way to go. But I never bothered to do that, you always have to learn the

repertoire and foibles of his {*filter*} little hypothetical computer in order to

understand, at least thouroughly, his stuff. If he is still alive and

interested in making money, I wish he (or someone younger and hungrier) would

rewrite his books using something like

Pascal or Algol 60 as a base. I think

any programmer can at least read ( but not write) those two languages.

Here is something I did several years ago. I plotted a single black pixel on

an x-y plane and watched as the screen gradually turned black, looking for

patterns of some sort. For a 16 bit number, say 10 bits for x and 6 bits for

y.

I don't know that this is defensible mathematically but I found it very

appealling at an intuitive level. And, yes, I know one shouldn't use intuition

in this field especailly.

Another way that appeals to me (again indefensible) is to collect say 1600

numbers and plot a histogram of any four bit field (contiguous or

non-contiguous) from the set of numbers. The 16 bars should all be of

approximately equal length. You could watch these histograms being repainted

in real time and it doesn't require knowlege of Windows or some other God awful

GUI. (I did my work on an Atari ST, the last decent computer made.)

I guess properly this belongs on some math newsgroup. Where you will be fresh

meat and subject to all kinds of ridicule because you don't know about 'Abel's

incompleteness theorem on the computability of rational approximations' or some

such bit of esoterica.

If you repost, I would appreciate an E-mail about where you go since I find it

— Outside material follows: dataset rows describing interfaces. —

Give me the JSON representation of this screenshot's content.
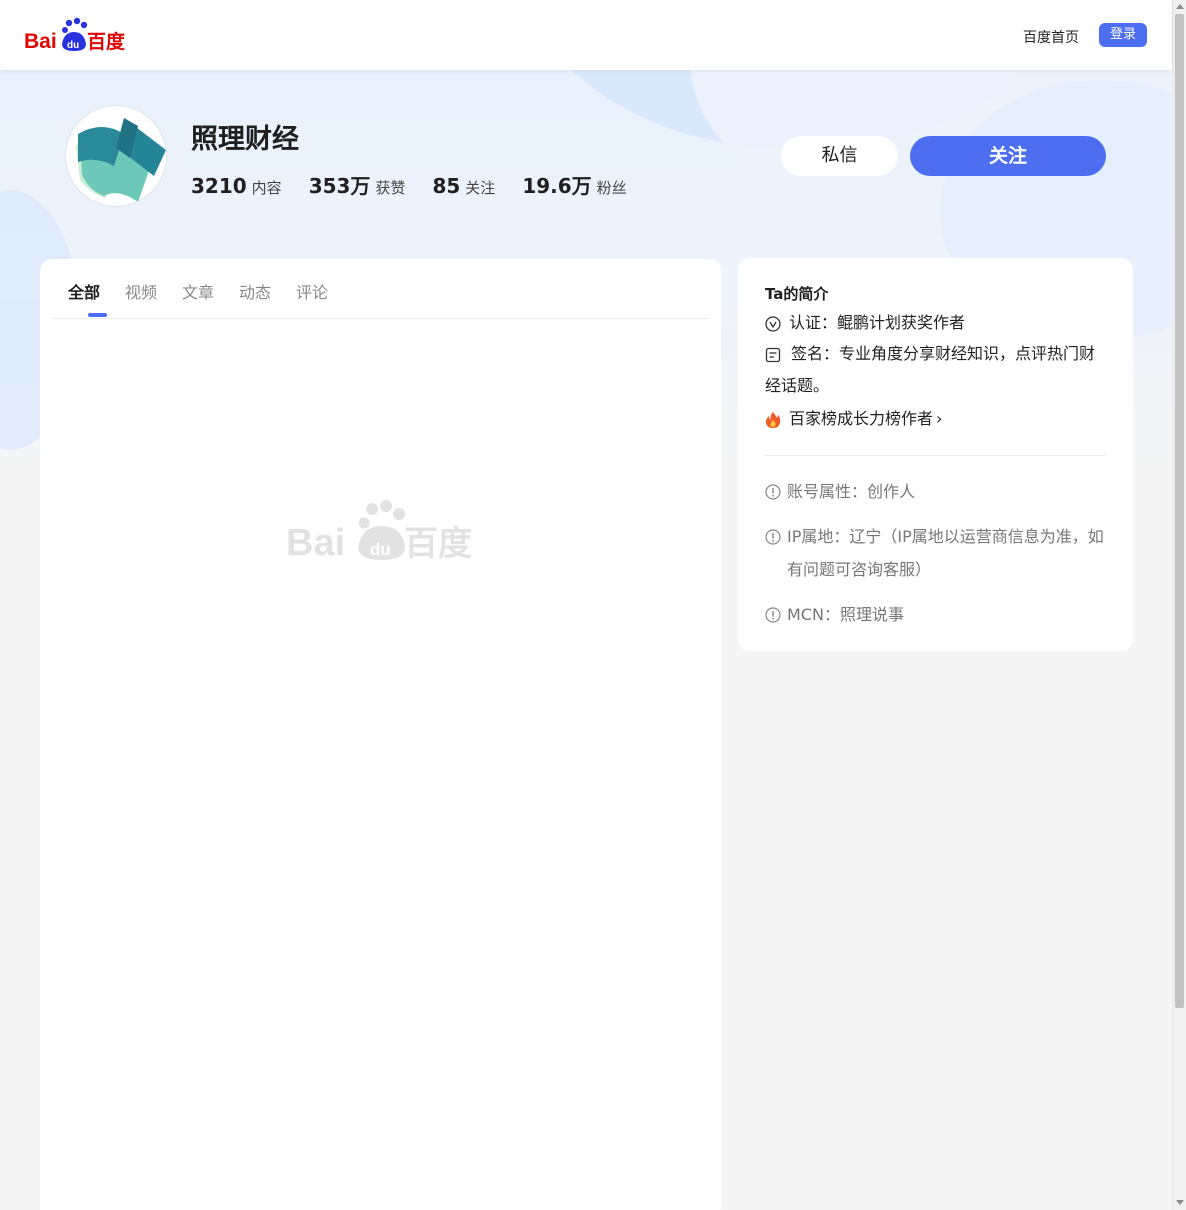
{
  "header": {
    "logo_text_bai": "Bai",
    "logo_text_du": "du",
    "logo_text_cn": "百度",
    "home_link": "百度首页",
    "login_button": "登录"
  },
  "profile": {
    "name": "照理财经",
    "stats": [
      {
        "value": "3210",
        "label": "内容"
      },
      {
        "value": "353万",
        "label": "获赞"
      },
      {
        "value": "85",
        "label": "关注"
      },
      {
        "value": "19.6万",
        "label": "粉丝"
      }
    ],
    "message_button": "私信",
    "follow_button": "关注"
  },
  "tabs": [
    "全部",
    "视频",
    "文章",
    "动态",
    "评论"
  ],
  "intro": {
    "title": "Ta的简介",
    "certification": "认证：鲲鹏计划获奖作者",
    "signature": "签名：专业角度分享财经知识，点评热门财经话题。",
    "ranking": "百家榜成长力榜作者",
    "account_type": "账号属性：创作人",
    "ip_location": "IP属地：辽宁（IP属地以运营商信息为准，如有问题可咨询客服）",
    "mcn": "MCN：照理说事"
  },
  "colors": {
    "accent": "#4e6ef2",
    "baidu_red": "#e10602",
    "baidu_blue": "#2932e1"
  },
  "icons": {
    "certification": "verified-v-icon",
    "signature": "note-icon",
    "ranking": "fire-icon",
    "info": "info-circle-icon"
  }
}
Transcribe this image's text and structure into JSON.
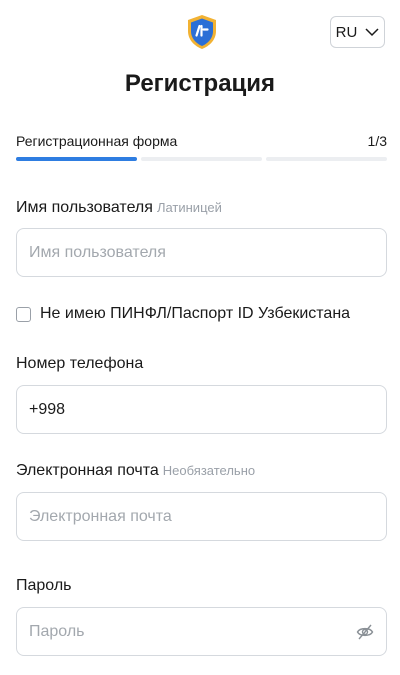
{
  "header": {
    "logo_icon": "shield-logo-icon",
    "language": "RU",
    "chevron_icon": "chevron-down-icon"
  },
  "page_title": "Регистрация",
  "steps": {
    "label": "Регистрационная форма",
    "counter": "1/3",
    "current": 1,
    "total": 3
  },
  "form": {
    "username": {
      "label": "Имя пользователя",
      "hint": "Латиницей",
      "placeholder": "Имя пользователя",
      "value": ""
    },
    "no_pinfl": {
      "label": "Не имею ПИНФЛ/Паспорт ID Узбекистана",
      "checked": false
    },
    "phone": {
      "label": "Номер телефона",
      "value": "+998"
    },
    "email": {
      "label": "Электронная почта",
      "hint": "Необязательно",
      "placeholder": "Электронная почта",
      "value": ""
    },
    "password": {
      "label": "Пароль",
      "placeholder": "Пароль",
      "value": "",
      "toggle_icon": "eye-off-icon"
    }
  },
  "colors": {
    "accent": "#2e7de1",
    "logo_blue": "#2b6fd6",
    "logo_gold": "#f2b233"
  }
}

a fascinating subject. But not fascinating enough to wade through Knuth. My

address is real and works, as is true of all AOL addresses.